Here’s another significant thing about this auction: The BCA’s Jan Swenson has identified some pretty nice spots on this list, land on or near four of our great Bad Lands buttes, White, Black, Bullion and Pretty Buttes, all in Slope or extreme southern Billings Counties. While there has been a little activity in that area in the past, the last time I was on Bullion Butte, the largest in terms of land area, I walked the entire perimeter of the top of the butte and as far as I could see, which is quite a ways from up there, I did not see an oil well anywhere below me. I’m guessing that might be true of the other three as well, although I haven’t been to them lately. I know, not a lot of people do that, but it is just so nice to have a few spots in the Bad Lands that have held on to that unspoiled look. For instance, if you climb to the top of Buck Hill in the south unit of the Theodore Roosevelt National Park, just 25 miles north of Bullion Butte, at sundown you can see somewhere between three dozen and four dozen oil well sites—flares in every direction, tucked right up against the park boundary. The prairie is like a giant birthday cake with all the candles lit.

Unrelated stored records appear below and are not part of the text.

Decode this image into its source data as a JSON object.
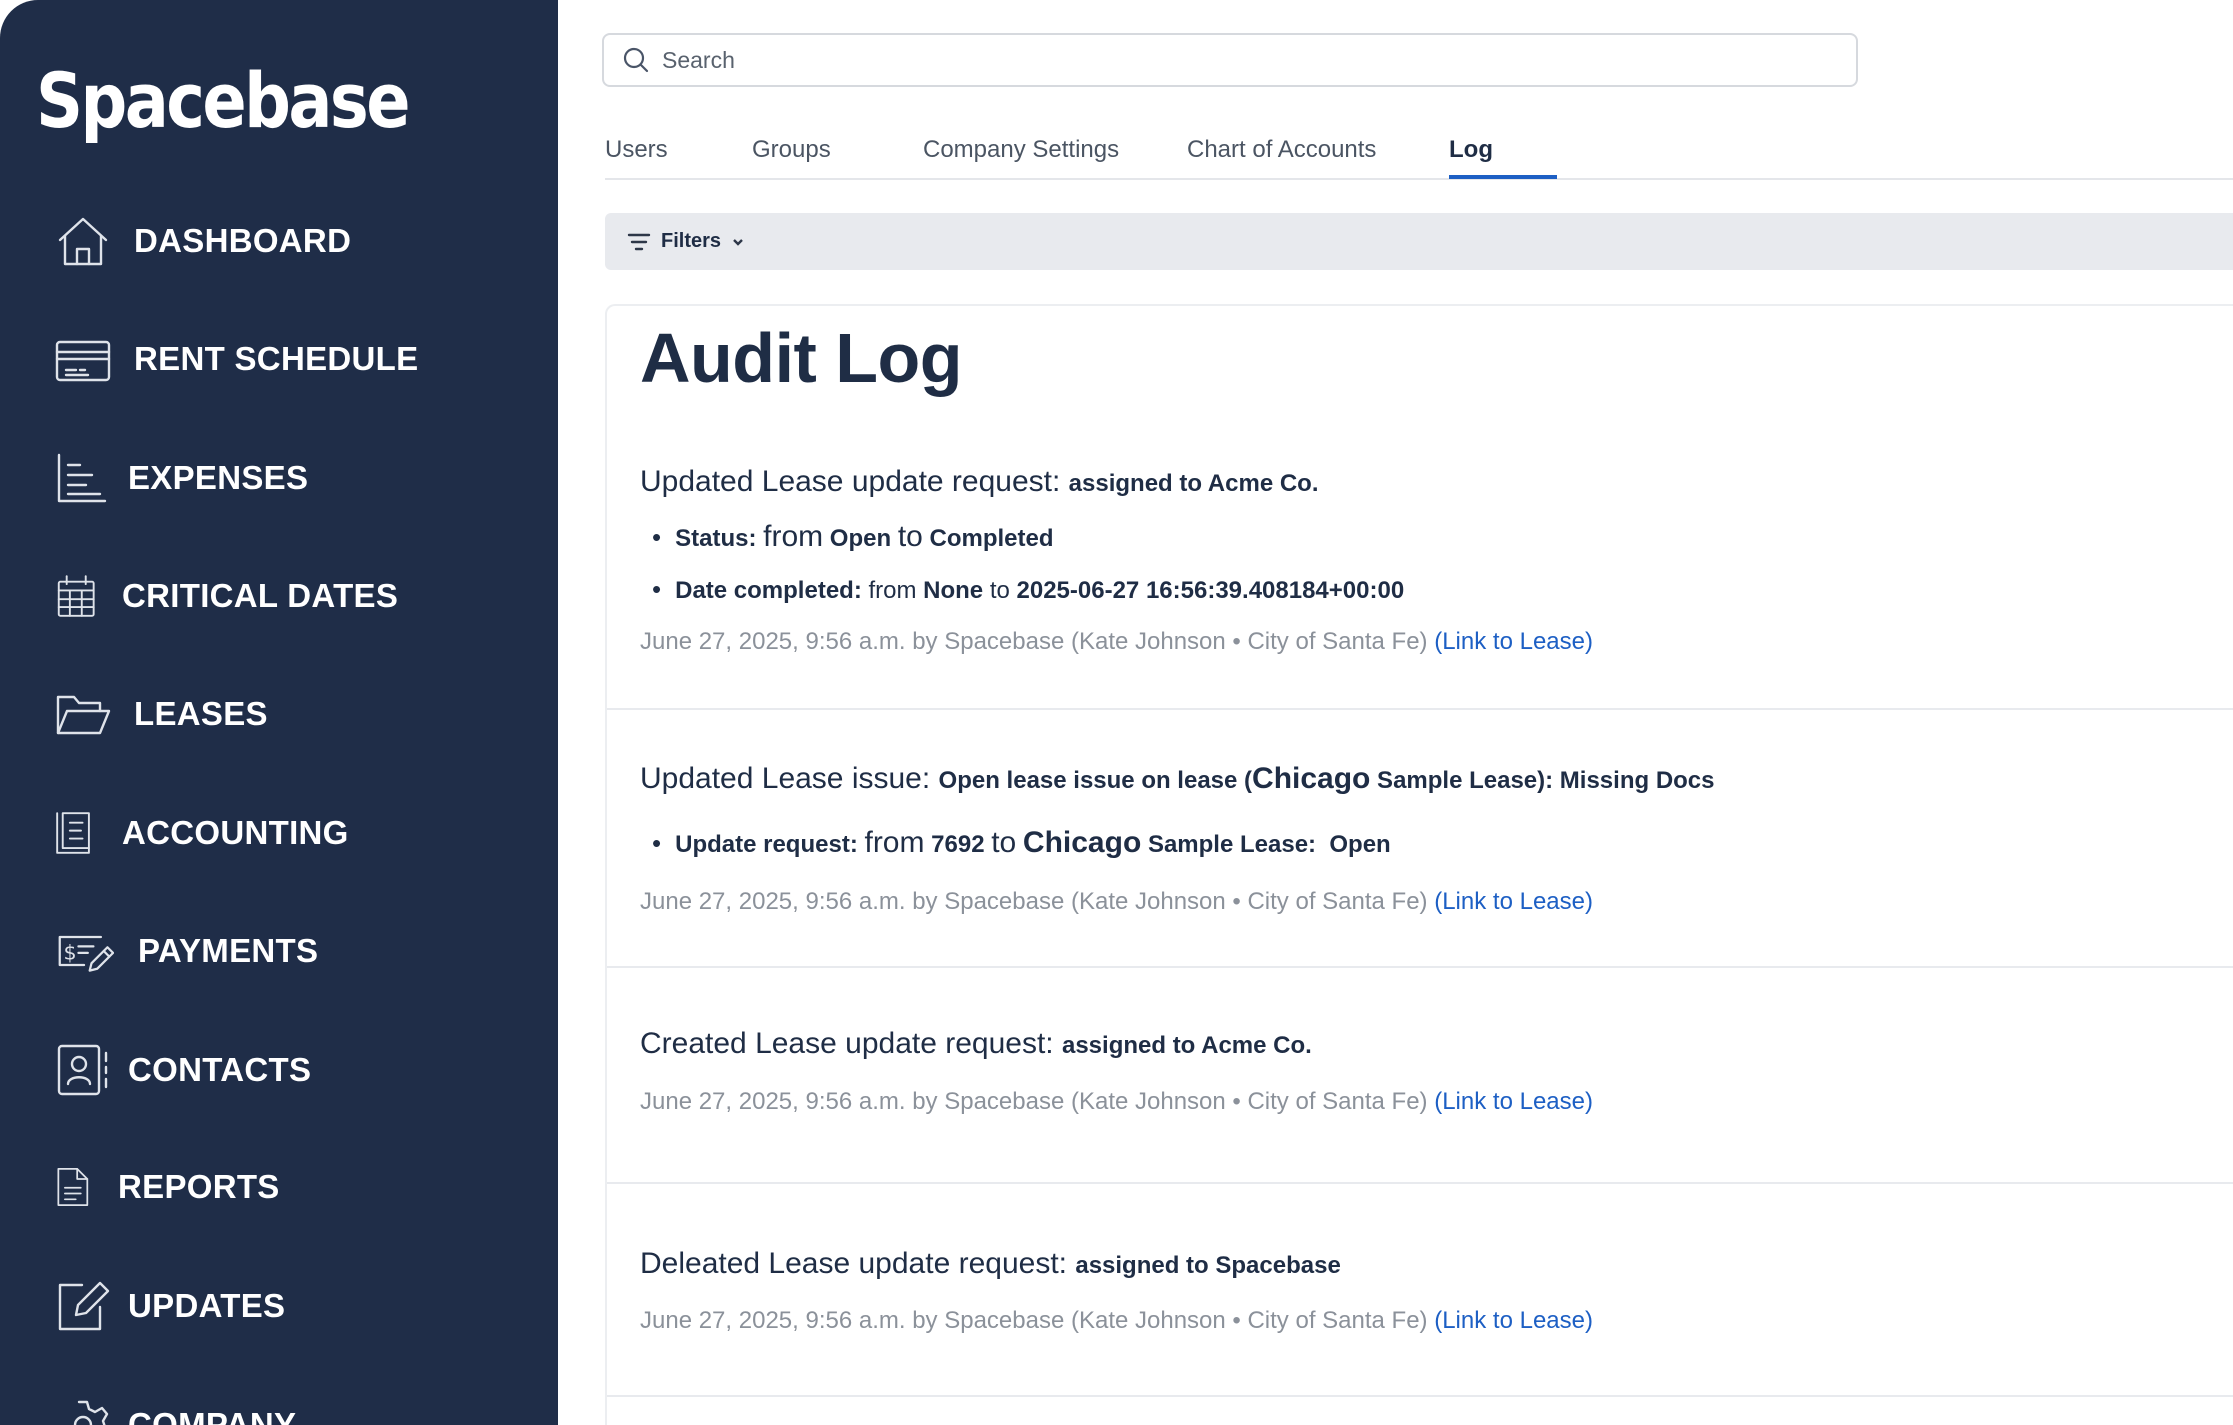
{
  "sidebar": {
    "logo": "Spacebase",
    "items": [
      {
        "label": "DASHBOARD",
        "icon": "home-icon"
      },
      {
        "label": "RENT SCHEDULE",
        "icon": "credit-card-icon"
      },
      {
        "label": "EXPENSES",
        "icon": "bar-chart-icon"
      },
      {
        "label": "CRITICAL DATES",
        "icon": "calendar-icon"
      },
      {
        "label": "LEASES",
        "icon": "folder-open-icon"
      },
      {
        "label": "ACCOUNTING",
        "icon": "ledger-icon"
      },
      {
        "label": "PAYMENTS",
        "icon": "payment-check-icon"
      },
      {
        "label": "CONTACTS",
        "icon": "contact-book-icon"
      },
      {
        "label": "REPORTS",
        "icon": "document-icon"
      },
      {
        "label": "UPDATES",
        "icon": "edit-icon"
      },
      {
        "label": "COMPANY",
        "icon": "gear-icon"
      }
    ]
  },
  "search": {
    "placeholder": "Search"
  },
  "tabs": [
    {
      "label": "Users"
    },
    {
      "label": "Groups"
    },
    {
      "label": "Company Settings"
    },
    {
      "label": "Chart of Accounts"
    },
    {
      "label": "Log",
      "active": true
    }
  ],
  "filters": {
    "label": "Filters"
  },
  "audit": {
    "title": "Audit Log",
    "entries": [
      {
        "action": "Updated Lease update request:",
        "detail": "assigned to Acme Co.",
        "changes": [
          {
            "field": "Status:",
            "from_word": "from",
            "from": "Open",
            "to_word": "to",
            "to": "Completed"
          },
          {
            "field": "Date completed:",
            "from_word": "from",
            "from": "None",
            "to_word": "to",
            "to": "2025-06-27 16:56:39.408184+00:00"
          }
        ],
        "meta": "June 27, 2025, 9:56 a.m. by Spacebase (Kate Johnson • City of Santa Fe)",
        "link": "(Link to Lease)"
      },
      {
        "action": "Updated Lease issue:",
        "detail_pre": "Open lease issue on lease (",
        "detail_city": "Chicago",
        "detail_post": " Sample Lease): Missing Docs",
        "changes": [
          {
            "field": "Update request:",
            "from_word": "from",
            "from": "7692",
            "to_word": "to",
            "to_city": "Chicago",
            "to": " Sample Lease:  Open"
          }
        ],
        "meta": "June 27, 2025, 9:56 a.m. by Spacebase (Kate Johnson • City of Santa Fe)",
        "link": "(Link to Lease)"
      },
      {
        "action": "Created Lease update request:",
        "detail": "assigned to Acme Co.",
        "meta": "June 27, 2025, 9:56 a.m. by Spacebase (Kate Johnson • City of Santa Fe)",
        "link": "(Link to Lease)"
      },
      {
        "action": "Deleated Lease update request:",
        "detail": "assigned to Spacebase",
        "meta": "June 27, 2025, 9:56 a.m. by Spacebase (Kate Johnson • City of Santa Fe)",
        "link": "(Link to Lease)"
      }
    ]
  }
}
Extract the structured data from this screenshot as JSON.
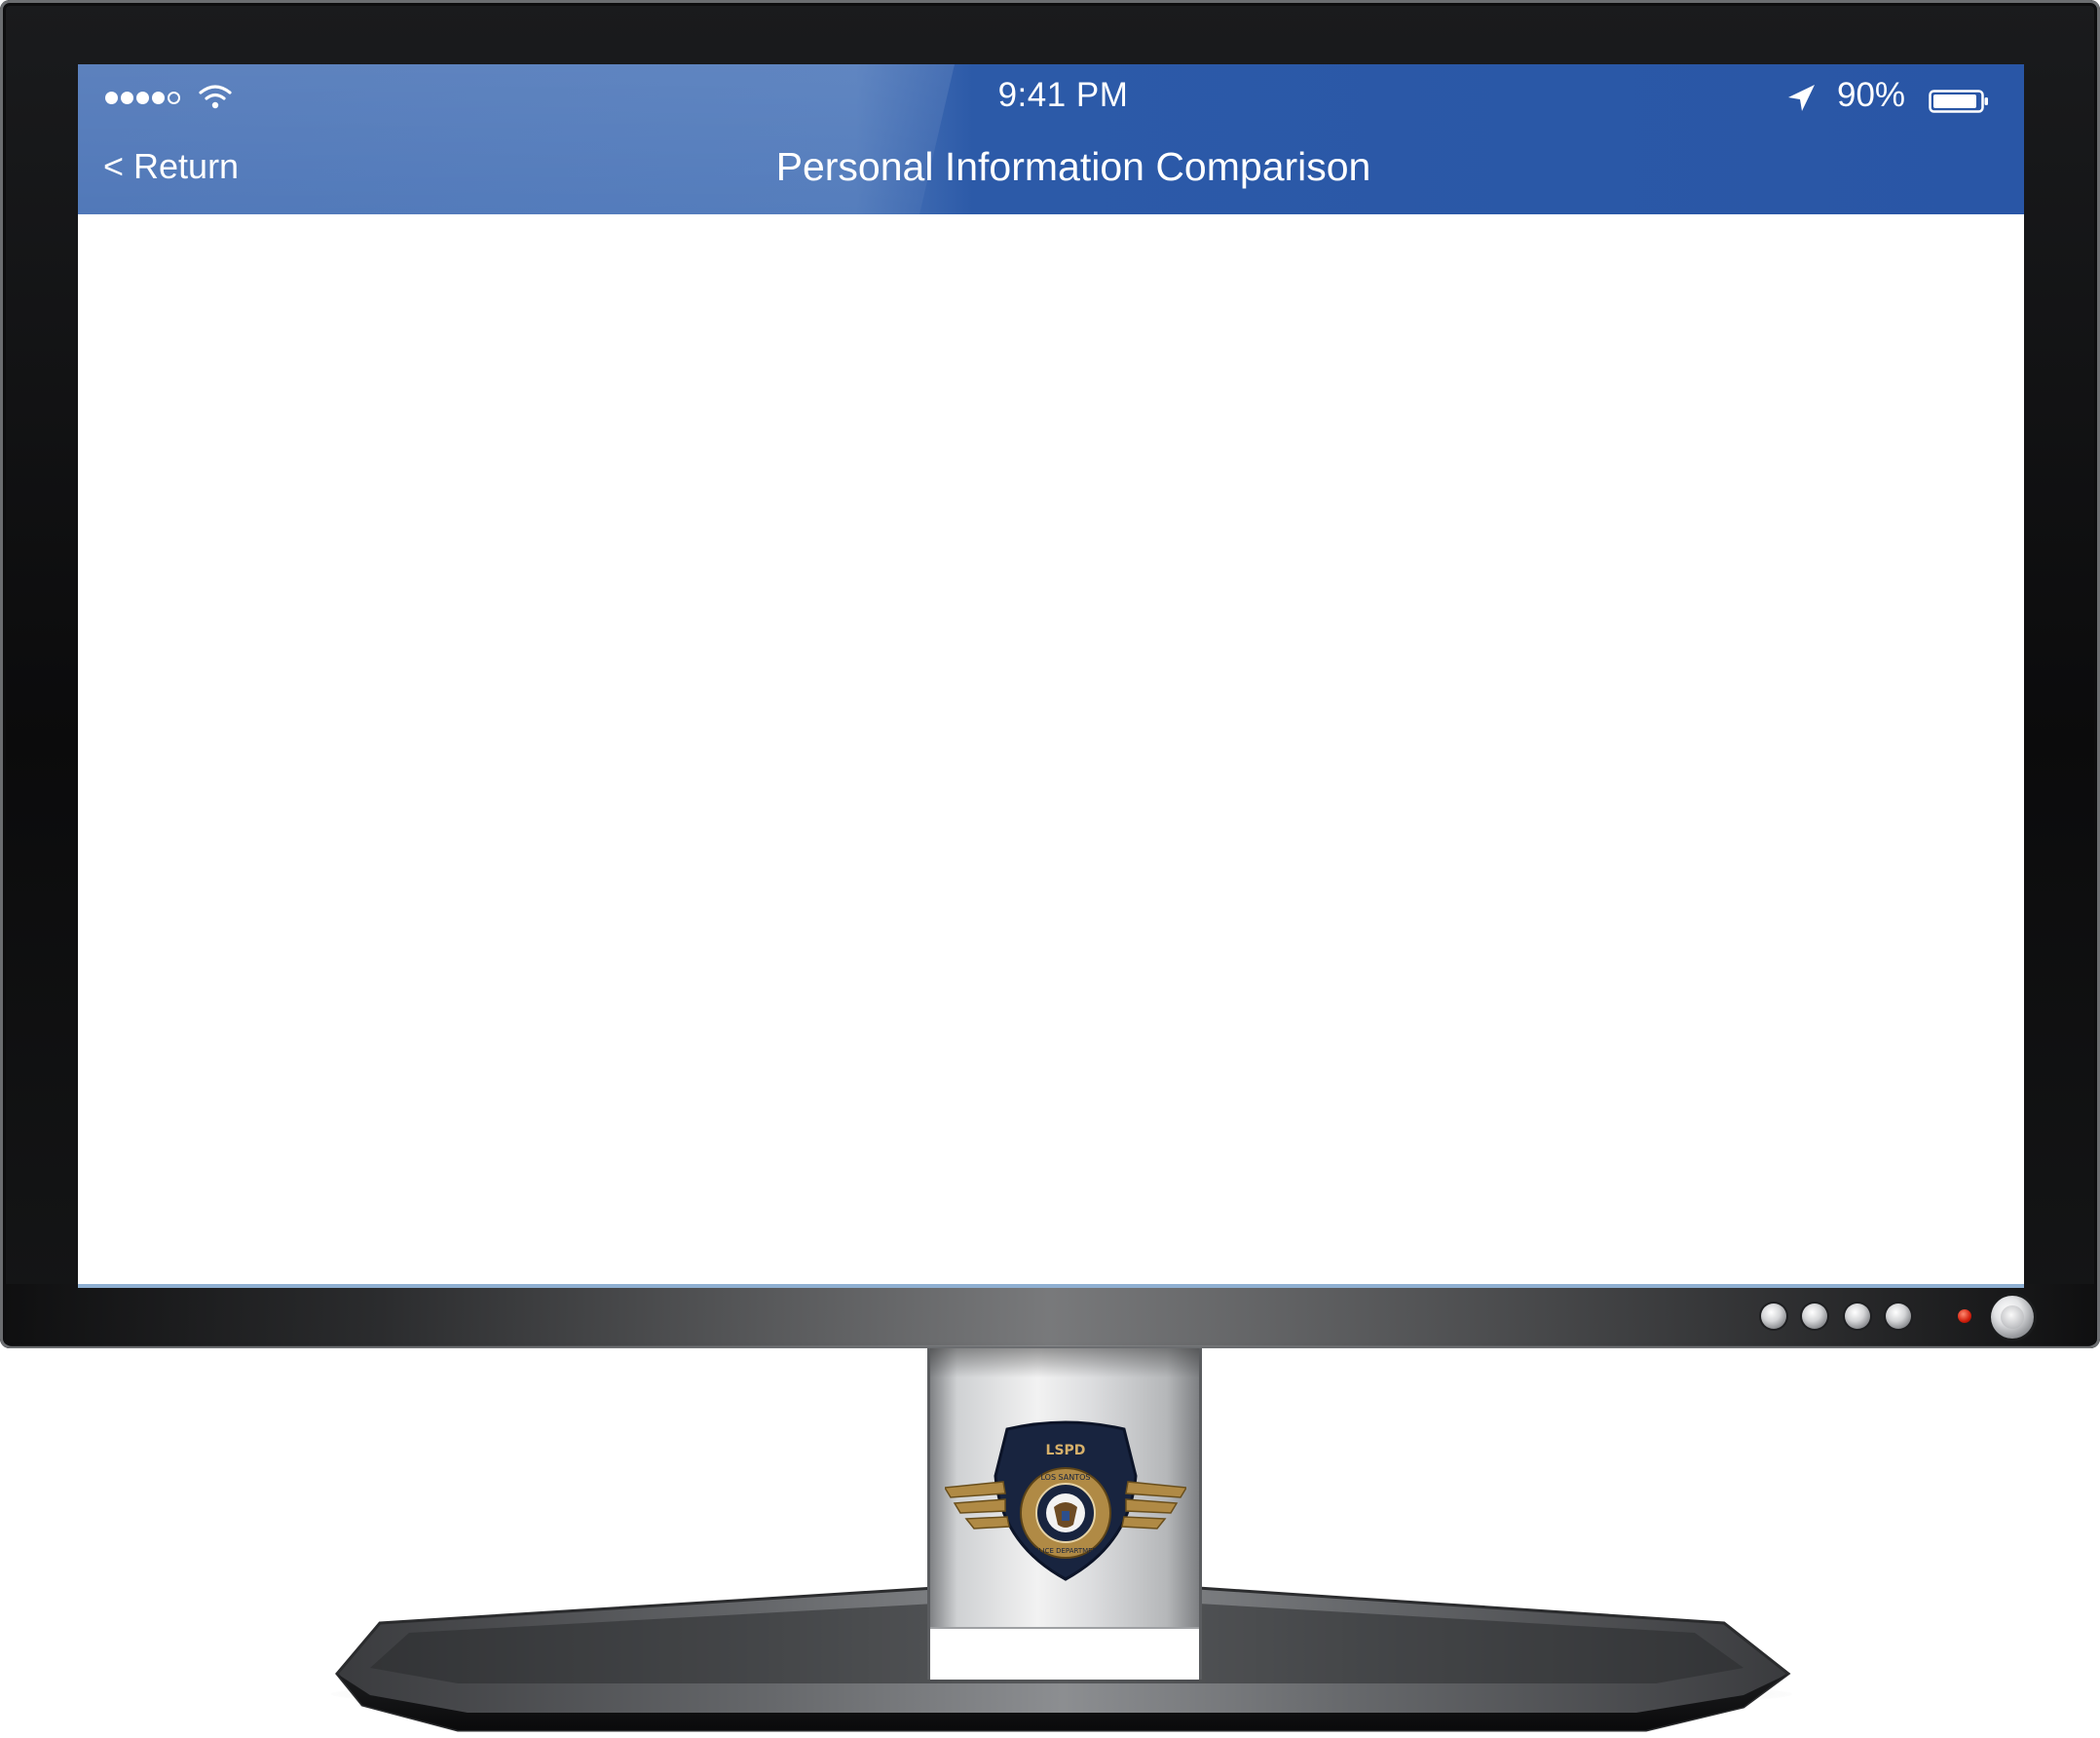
{
  "status_bar": {
    "time": "9:41 PM",
    "battery_percent": "90%",
    "signal_bars_filled": 4,
    "signal_bars_total": 5,
    "icons": [
      "signal-dots-icon",
      "wifi-icon",
      "location-arrow-icon",
      "battery-icon"
    ]
  },
  "nav": {
    "back_label": "< Return",
    "title": "Personal Information Comparison"
  },
  "content": {
    "items": []
  },
  "monitor": {
    "emblem": {
      "top_text": "LSPD",
      "ring_text_top": "LOS SANTOS",
      "ring_text_bottom": "POLICE DEPARTMENT"
    },
    "hardware_buttons": [
      "menu-button",
      "down-button",
      "up-button",
      "input-button"
    ],
    "power_led_color": "#d21e0c"
  },
  "colors": {
    "nav_bar": "#2956a6",
    "nav_bar_left": "#4a73b6",
    "screen_background": "#ffffff",
    "bezel": "#0b0b0c"
  }
}
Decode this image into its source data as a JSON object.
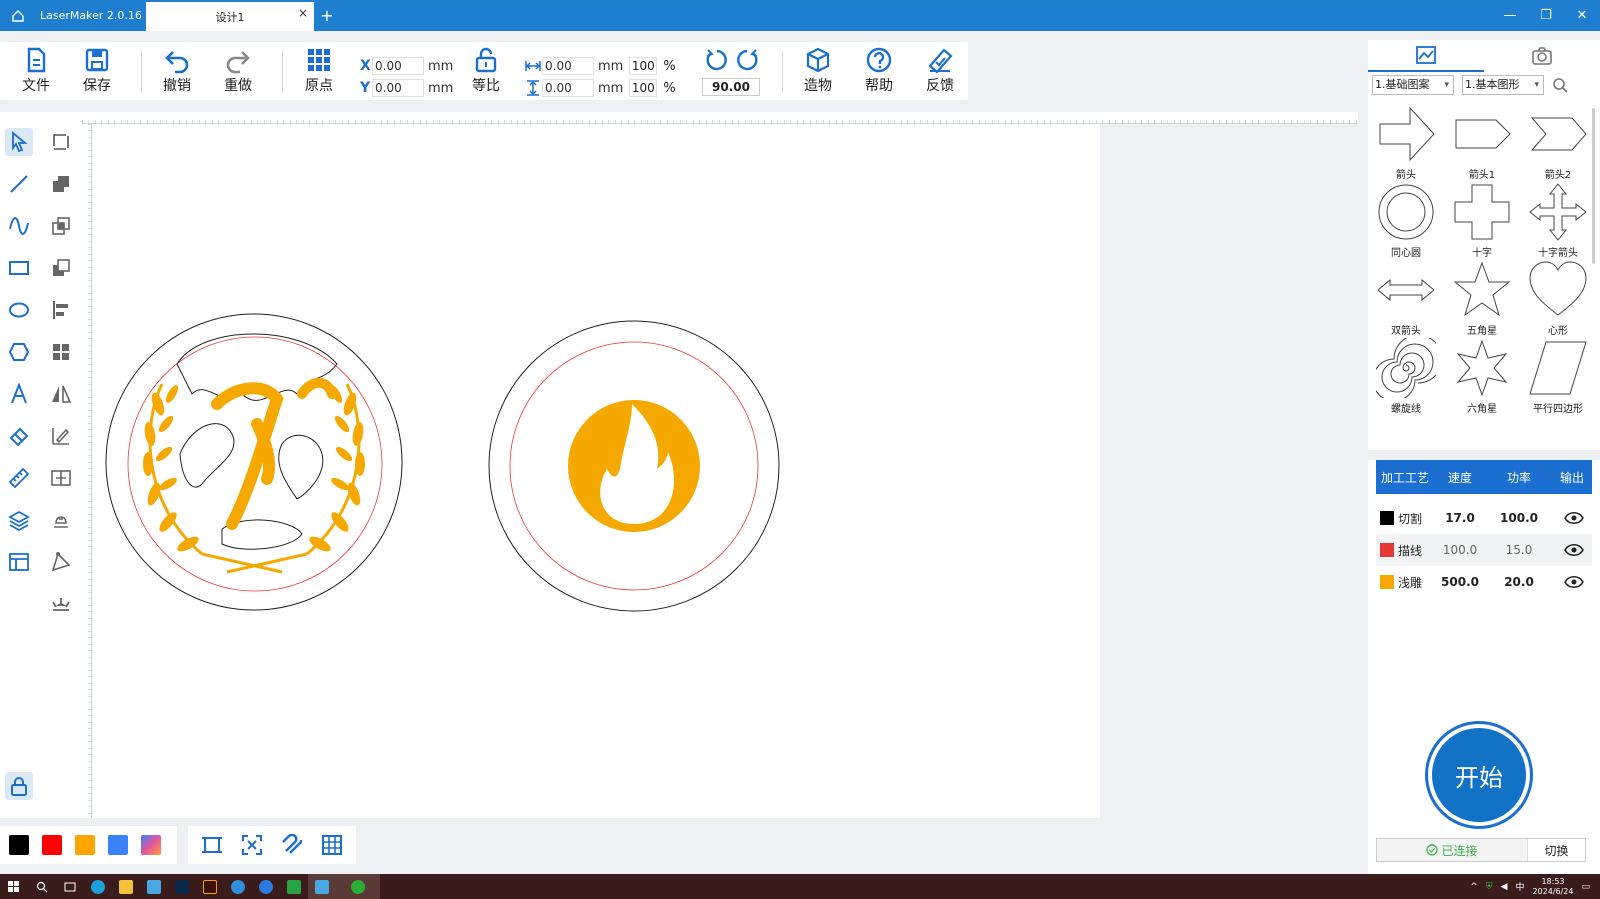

That’s a shame.
More than 17,000 acres have been nominated for this sale in Slope County, a county which, because it is out of the heart of the Bakken, has seen little oil development so far. This new interest in Slope County is the next step in the oil industry’s inexorable march through the Bad Lands. Soon, all we’ll have left is a couple little islands—the two units of Theodore Roosevelt National Park—in a vast sea of development, changing the Bad Lands forever. Future generation of hunters, hikers, canoers, bicyclists, birders and photographers will never know the Bad Lands as we have known them.
Already the sage grouse and antelope seasons are gone, and the mule deer season is severely restricted. Hunting is a pretty sacred tradition in western North Dakota. Count me among those who like to walk into a Bad Lands roadless area in the fall, knowing that the only sounds I’m going to hear in the next few hours are the kuk-kuk-kuk of a sharptailed grouse. There are fewer and fewer of those areas each year, and Slope County has been a place you could go for a walk across vast stretches of silent prairie. That’s all going to change now. I think maybe it is about time for the hunters in North Dakota to make themselves heard.
The results of Tuesday’s auction will tell us what’s ahead for the southernmost reaches of the Bad Lands. I’m going to be there to see who the new players are. I’ll report back.